Local Sampling and Approximation of Operators with Bandlimited Kohn-Nirenberg Symbols
Recent sampling theorems allow for the recovery of operators with bandlimited
Kohn-Nirenberg symbols from their response to a single discretely supported identifer signal.
The available results are inherently non-local. For example, we show that in order to recover a
bandlimited operator precisely, the identifer cannot decay in time nor in frequency. Moreover, a
concept of local and discrete representation is missing from the theory. In this paper, we develop
tools that address these shortcomings.
We show that to obtain a local approximation of an operator, it is sufficient to test the
operator on a truncated and mollifed delta train, that is, on a compactly supported Schwarz
class function. To compute the operator numerically, discrete measurements can be obtained
from the response function which are localized in the sense that a local selection of the values
yields a local approximation of the operator.

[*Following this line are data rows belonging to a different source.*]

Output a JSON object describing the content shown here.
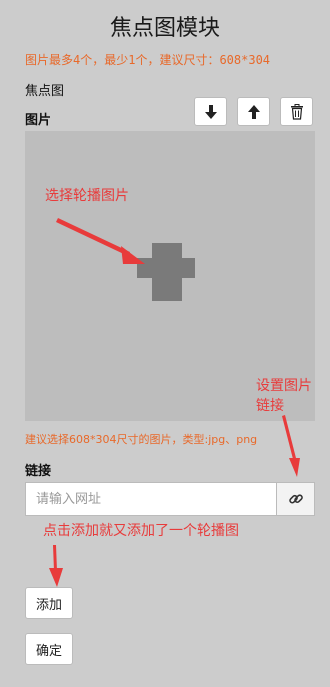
{
  "page": {
    "title": "焦点图模块",
    "hint_top": "图片最多4个，最少1个，建议尺寸：608*304"
  },
  "section": {
    "focus_label": "焦点图",
    "image_label": "图片"
  },
  "toolbar": {
    "move_down_icon": "arrow-down-icon",
    "move_up_icon": "arrow-up-icon",
    "delete_icon": "trash-icon"
  },
  "upload": {
    "icon": "plus-icon",
    "hint": "建议选择608*304尺寸的图片，类型:jpg、png"
  },
  "link": {
    "label": "链接",
    "placeholder": "请输入网址",
    "icon": "link-icon"
  },
  "buttons": {
    "add": "添加",
    "confirm": "确定"
  },
  "annotations": {
    "select_image": "选择轮播图片",
    "set_link_1": "设置图片",
    "set_link_2": "链接",
    "add_note": "点击添加就又添加了一个轮播图"
  },
  "colors": {
    "background": "#cccccc",
    "hint": "#e8692a",
    "annotation": "#e83b3b"
  }
}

Central to our analysis is to conceptualize the meaning of localization for operators with
bandlimited Kohn-Nirenberg symbol.